Welch was also impressed by the way Bob changed how television covered the Olympics. “We were always in an auction against the other networks,” he told me, “so it became clear we had to have a different approach: to bid high, yes, but also have a program theory that was better than the other guys. We needed to offer more, but we also needed to get more return from it. So we took a look at a game plan that was wildly different, inventing a 'studio-in-a-box' kind of thing. We really pushed the boundaries on this... building a control studio for the Olympics that could last for 10 years!

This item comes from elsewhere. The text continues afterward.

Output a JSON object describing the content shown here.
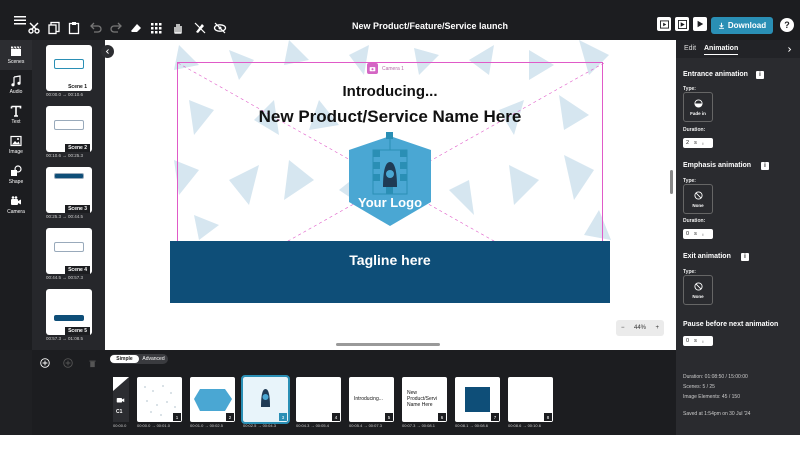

Not just for one set of Games, you understand, but use 'em, pack 'em up, store 'em and bring 'em back again in 4 years for the next one... make it work for a few cycles as opposed to using it once and then selling it at 20 cents on the dollar, which is what was normally done."
"Kind of like NASA's shuttle?" I suggested.
"Yes, exactly!" Bob said. "You're right, just like the shuttle. Periodically it would have to be updated, but then it was good for another 10 years. And the other part of it was programming. Problem was, you only have so much time on a single channel. So we came up with the idea of using a series of channels on Pay-TV. ‘
Bob mentioned that for the Olympics, NBC had a partner in Chuck Dolan of CableVision Systems. "50 million he had to spend and 50 million we had to spend at GE," he explains. "I remember Jack Welch telling me, 'You're gonna get killed on this, Bob! He doesn't have the money. He can't pay his share of the loss. I'm going to write it off.' I said, 'No, no, I talked to him and he says he's going to pay.' In the end, a guy came to my office and he says, 'Mr. Dolan has a note for you.' I opened it up and it was a check for $50M. So I went to Welch and said, 'I'm working on Dolan,' and he says, 'Don't waste your time,' And I said ‘Well, I got this note from him,' and handed over the cheque. Welch looks at it and says, 'I can’t effing believe it!!' And he was thrilled because it made him look good too. We still lost $50M but the next time, we were better prepared with cable. Now we had MSNBC, CNBC, and we took those channels and converted the programming to cover parts of the Olympics that people never get to see: equestrian, boxing, wrestling... that went over very well. And when we added a channel, we'd add more programming. So it was all about looking at things differently, thinking outside the box, pushing the boundaries... and it worked!"
My take-away is that Jack Welch may well have ushered in a new, cutthroat era of American capitalism, yet he still created a hugely profitable enterprise that at the time did not appear to be the root of all that’s wrong with business today. And he also promoted stars like Bob Wright who created imaginative solutions to business challenges.
"Thanks for asking intriguing questions,” Bob told me as I left. “Come again, I've enjoyed this."
I’ll do that for sure when next in Palm Beach. Meanwhile, I invite you to read more about the amazing Bob Wright in Chapter 7 of “Pushing The Boundaries! How To Get More Out Of Life” (pushingtheboundaries.life).